## PROBLEM
Copy out all lines bearing the word "species" from the listing below.

## MATERIAL FOR THE TASK
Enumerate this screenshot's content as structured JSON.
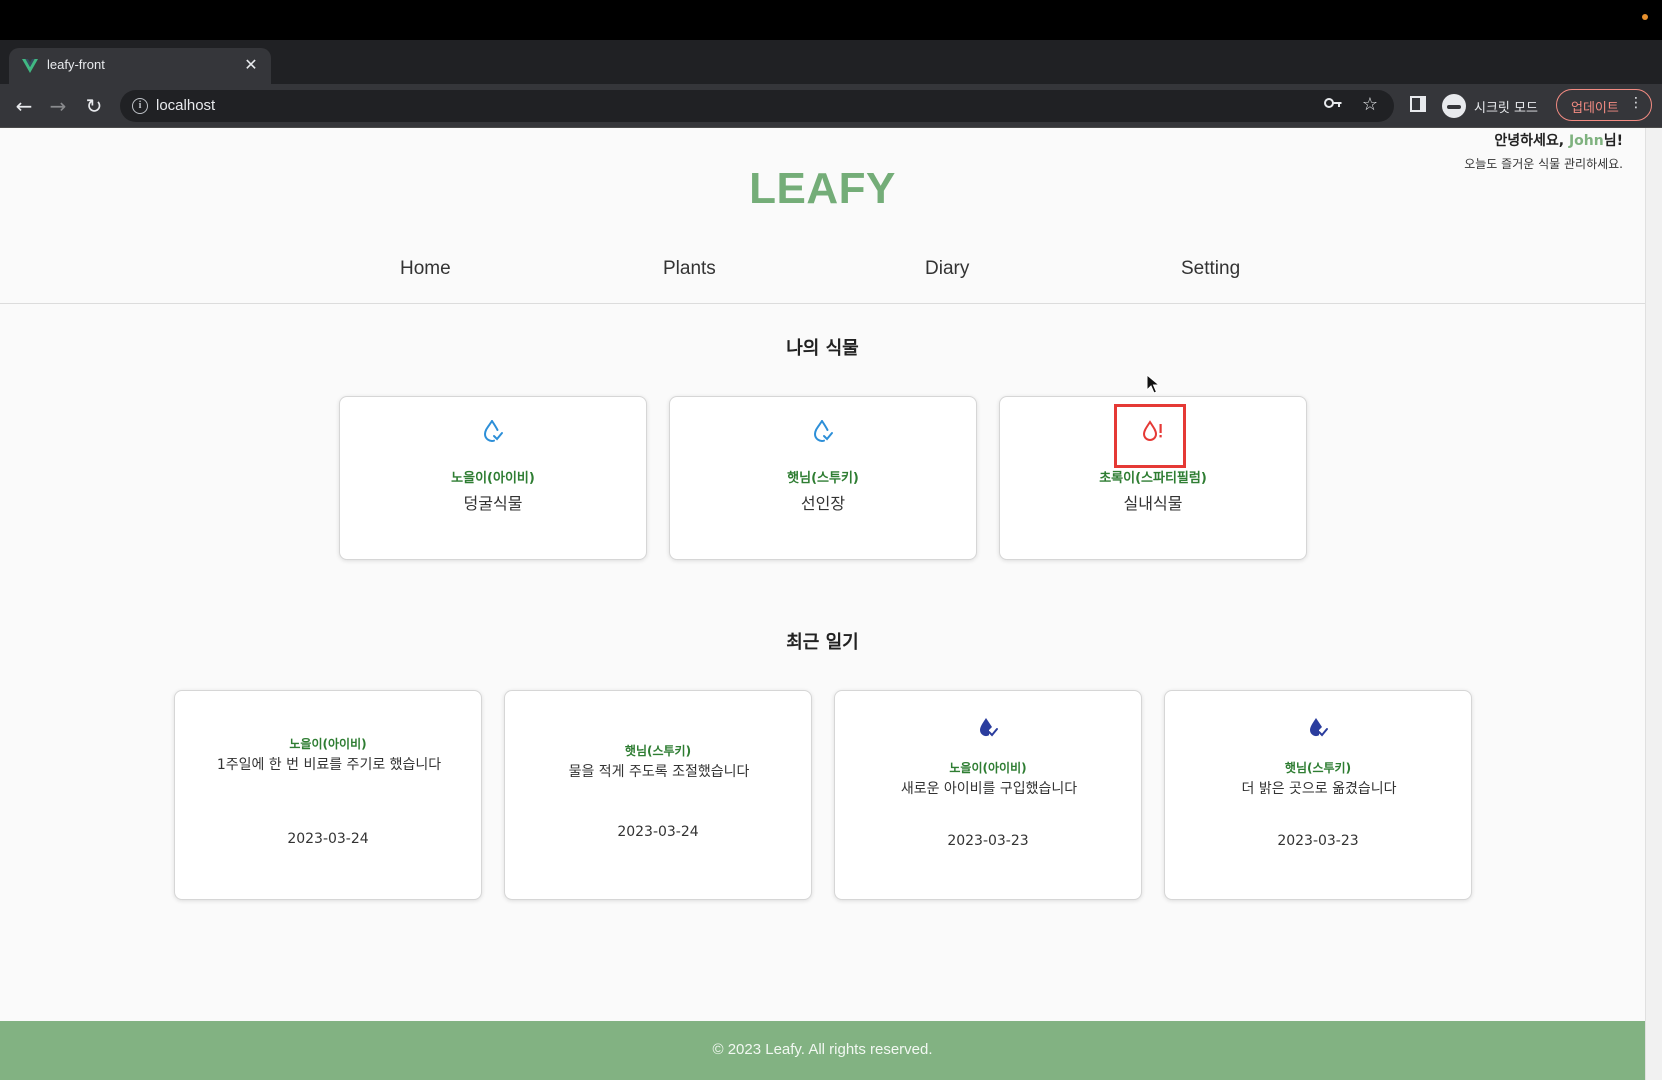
{
  "browser": {
    "tab_title": "leafy-front",
    "close_glyph": "✕",
    "new_tab_glyph": "+",
    "tab_list_glyph": "⌄",
    "url": "localhost",
    "incognito_label": "시크릿 모드",
    "update_label": "업데이트",
    "more_glyph": "⋮",
    "back_glyph": "←",
    "forward_glyph": "→",
    "reload_glyph": "↻",
    "info_glyph": "i",
    "key_glyph": "🔑",
    "star_glyph": "☆",
    "favicon": "vue-logo-icon"
  },
  "header": {
    "greeting_prefix": "안녕하세요, ",
    "user_name": "John",
    "greeting_suffix": "님!",
    "subtitle": "오늘도 즐거운 식물 관리하세요.",
    "logo": "LEAFY"
  },
  "nav": {
    "items": [
      "Home",
      "Plants",
      "Diary",
      "Setting"
    ]
  },
  "plants_section": {
    "title": "나의 식물",
    "cards": [
      {
        "nickname": "노을이(아이비)",
        "species": "덩굴식물",
        "status": "watered",
        "icon": "water-drop-check-icon"
      },
      {
        "nickname": "햇님(스투키)",
        "species": "선인장",
        "status": "watered",
        "icon": "water-drop-check-icon"
      },
      {
        "nickname": "초록이(스파티필럼)",
        "species": "실내식물",
        "status": "needs-water",
        "icon": "water-drop-alert-icon"
      }
    ]
  },
  "diary_section": {
    "title": "최근 일기",
    "cards": [
      {
        "nickname": "노을이(아이비)",
        "content": "1주일에 한 번 비료를 주기로 했습니다",
        "date": "2023-03-24",
        "has_icon": false
      },
      {
        "nickname": "햇님(스투키)",
        "content": "물을 적게 주도록 조절했습니다",
        "date": "2023-03-24",
        "has_icon": false
      },
      {
        "nickname": "노을이(아이비)",
        "content": "새로운 아이비를 구입했습니다",
        "date": "2023-03-23",
        "has_icon": true,
        "icon": "water-drop-filled-icon"
      },
      {
        "nickname": "햇님(스투키)",
        "content": "더 밝은 곳으로 옮겼습니다",
        "date": "2023-03-23",
        "has_icon": true,
        "icon": "water-drop-filled-icon"
      }
    ]
  },
  "footer": {
    "text": "© 2023 Leafy. All rights reserved."
  },
  "colors": {
    "brand": "#74ad78",
    "footer": "#82b282",
    "nickname": "#2e7d32",
    "water_ok": "#2d8fd8",
    "water_alert": "#e53935",
    "diary_drop": "#2b3d9e"
  }
}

## REPLY
        "species": "덩굴식물",
        "species": "선인장",
        "species": "실내식물",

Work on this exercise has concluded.